=== Exercise ===
Would you give the listing again exactly, without its images?

=== Dataset ===
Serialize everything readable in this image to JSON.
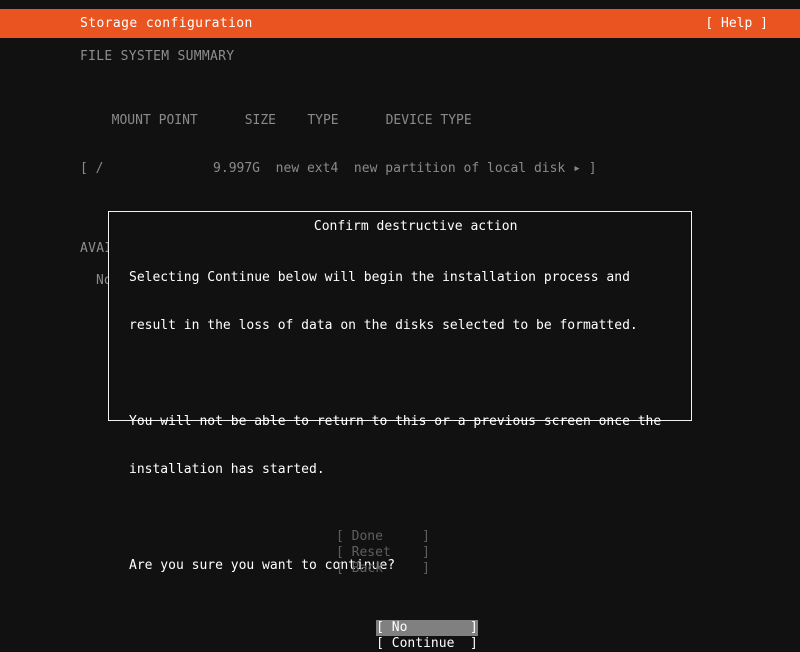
{
  "header": {
    "title": "Storage configuration",
    "help_label": "[ Help ]",
    "bar_color": "#e95420",
    "text_color": "#ffffff"
  },
  "main": {
    "filesystem_section_title": "FILE SYSTEM SUMMARY",
    "filesystem_table": {
      "headers_line": "  MOUNT POINT      SIZE    TYPE      DEVICE TYPE",
      "columns": [
        "MOUNT POINT",
        "SIZE",
        "TYPE",
        "DEVICE TYPE"
      ],
      "rows": [
        {
          "line": "[ /              9.997G  new ext4  new partition of local disk ▸ ]",
          "mount_point": "/",
          "size": "9.997G",
          "type": "new ext4",
          "device_type": "new partition of local disk",
          "expander_icon": "▸"
        }
      ]
    },
    "available_devices_title": "AVAILABLE DEVICES",
    "available_devices_empty": "No available devices"
  },
  "dialog": {
    "title": "Confirm destructive action",
    "paragraph1": [
      "Selecting Continue below will begin the installation process and",
      "result in the loss of data on the disks selected to be formatted."
    ],
    "paragraph2": [
      "You will not be able to return to this or a previous screen once the",
      "installation has started."
    ],
    "question": "Are you sure you want to continue?",
    "buttons": [
      {
        "label": "[ No        ]",
        "selected": true
      },
      {
        "label": "[ Continue  ]",
        "selected": false
      }
    ],
    "highlight_color": "#808080",
    "border_color": "#f2f2f2"
  },
  "footer": {
    "buttons": [
      {
        "label": "[ Done     ]"
      },
      {
        "label": "[ Reset    ]"
      },
      {
        "label": "[ Back     ]"
      }
    ],
    "disabled_color": "#5f5f5f"
  }
}
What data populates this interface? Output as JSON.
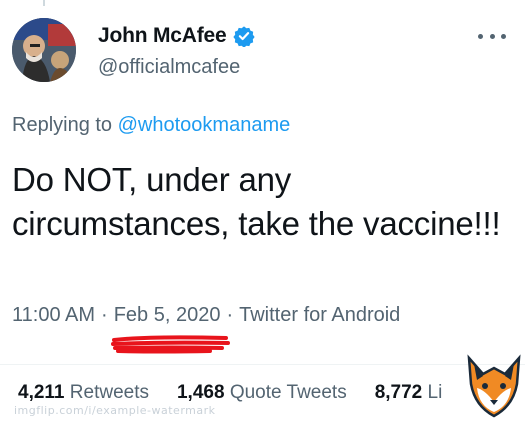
{
  "tweet": {
    "display_name": "John McAfee",
    "handle": "@officialmcafee",
    "replying_prefix": "Replying to",
    "replying_mention": "@whotookmaname",
    "text": "Do NOT, under any circumstances, take the vaccine!!!",
    "time": "11:00 AM",
    "date": "Feb 5, 2020",
    "source": "Twitter for Android",
    "separator": "·"
  },
  "stats": [
    {
      "count": "4,211",
      "label": "Retweets"
    },
    {
      "count": "1,468",
      "label": "Quote Tweets"
    },
    {
      "count": "8,772",
      "label": "Li"
    }
  ],
  "watermark": {
    "text": "imgflip.com/i/example-watermark"
  },
  "colors": {
    "verified": "#1d9bf0",
    "mention": "#1d9bf0",
    "secondary_text": "#536471",
    "primary_text": "#0f1419",
    "scribble": "#e8141c"
  },
  "icons": {
    "verified": "verified-badge-icon",
    "more": "more-options-icon",
    "watermark": "fox-logo"
  }
}
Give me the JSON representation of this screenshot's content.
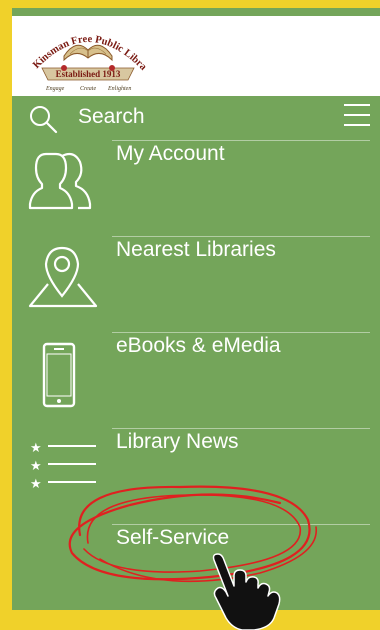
{
  "header": {
    "logo": {
      "name": "Kinsman Free Public Library",
      "established": "Established 1913",
      "tagline_1": "Engage",
      "tagline_2": "Create",
      "tagline_3": "Enlighten"
    }
  },
  "search": {
    "label": "Search"
  },
  "menu": {
    "items": [
      {
        "label": "My Account",
        "icon": "people-icon"
      },
      {
        "label": "Nearest Libraries",
        "icon": "map-pin-icon"
      },
      {
        "label": "eBooks & eMedia",
        "icon": "phone-icon"
      },
      {
        "label": "Library News",
        "icon": "star-list-icon"
      },
      {
        "label": "Self-Service",
        "icon": "none"
      }
    ]
  },
  "colors": {
    "frame": "#f0d12a",
    "app_background": "#74a55a",
    "header_background": "#ffffff",
    "text": "#ffffff",
    "highlight_circle": "#e02020",
    "pointer_hand": "#111111"
  }
}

=== Result of this task ===
Serialize everything readable in this image to JSON.
{
  "header": {
    "title": "Storage configuration",
    "help_label": "[ Help ]",
    "bar_color": "#e95420",
    "text_color": "#ffffff"
  },
  "main": {
    "filesystem_section_title": "FILE SYSTEM SUMMARY",
    "filesystem_table": {
      "headers_line": "  MOUNT POINT      SIZE    TYPE      DEVICE TYPE",
      "columns": [
        "MOUNT POINT",
        "SIZE",
        "TYPE",
        "DEVICE TYPE"
      ],
      "rows": [
        {
          "line": "[ /              9.997G  new ext4  new partition of local disk ▸ ]",
          "mount_point": "/",
          "size": "9.997G",
          "type": "new ext4",
          "device_type": "new partition of local disk",
          "expander_icon": "▸"
        }
      ]
    },
    "available_devices_title": "AVAILABLE DEVICES",
    "available_devices_empty": "No available devices"
  },
  "dialog": {
    "title": "Confirm destructive action",
    "paragraph1": [
      "Selecting Continue below will begin the installation process and",
      "result in the loss of data on the disks selected to be formatted."
    ],
    "paragraph2": [
      "You will not be able to return to this or a previous screen once the",
      "installation has started."
    ],
    "question": "Are you sure you want to continue?",
    "buttons": [
      {
        "label": "[ No        ]",
        "selected": true
      },
      {
        "label": "[ Continue  ]",
        "selected": false
      }
    ],
    "highlight_color": "#808080",
    "border_color": "#f2f2f2"
  },
  "footer": {
    "buttons": [
      {
        "label": "[ Done     ]"
      },
      {
        "label": "[ Reset    ]"
      },
      {
        "label": "[ Back     ]"
      }
    ],
    "disabled_color": "#5f5f5f"
  }
}
What data populates this interface? Output as JSON.
{
  "tweet": {
    "display_name": "John McAfee",
    "handle": "@officialmcafee",
    "replying_prefix": "Replying to",
    "replying_mention": "@whotookmaname",
    "text": "Do NOT, under any circumstances, take the vaccine!!!",
    "time": "11:00 AM",
    "date": "Feb 5, 2020",
    "source": "Twitter for Android",
    "separator": "·"
  },
  "stats": [
    {
      "count": "4,211",
      "label": "Retweets"
    },
    {
      "count": "1,468",
      "label": "Quote Tweets"
    },
    {
      "count": "8,772",
      "label": "Li"
    }
  ],
  "watermark": {
    "text": "imgflip.com/i/example-watermark"
  },
  "colors": {
    "verified": "#1d9bf0",
    "mention": "#1d9bf0",
    "secondary_text": "#536471",
    "primary_text": "#0f1419",
    "scribble": "#e8141c"
  },
  "icons": {
    "verified": "verified-badge-icon",
    "more": "more-options-icon",
    "watermark": "fox-logo"
  }
}
Give me the JSON representation of this screenshot's content.
{
  "header": {
    "logo": {
      "name": "Kinsman Free Public Library",
      "established": "Established 1913",
      "tagline_1": "Engage",
      "tagline_2": "Create",
      "tagline_3": "Enlighten"
    }
  },
  "search": {
    "label": "Search"
  },
  "menu": {
    "items": [
      {
        "label": "My Account",
        "icon": "people-icon"
      },
      {
        "label": "Nearest Libraries",
        "icon": "map-pin-icon"
      },
      {
        "label": "eBooks & eMedia",
        "icon": "phone-icon"
      },
      {
        "label": "Library News",
        "icon": "star-list-icon"
      },
      {
        "label": "Self-Service",
        "icon": "none"
      }
    ]
  },
  "colors": {
    "frame": "#f0d12a",
    "app_background": "#74a55a",
    "header_background": "#ffffff",
    "text": "#ffffff",
    "highlight_circle": "#e02020",
    "pointer_hand": "#111111"
  }
}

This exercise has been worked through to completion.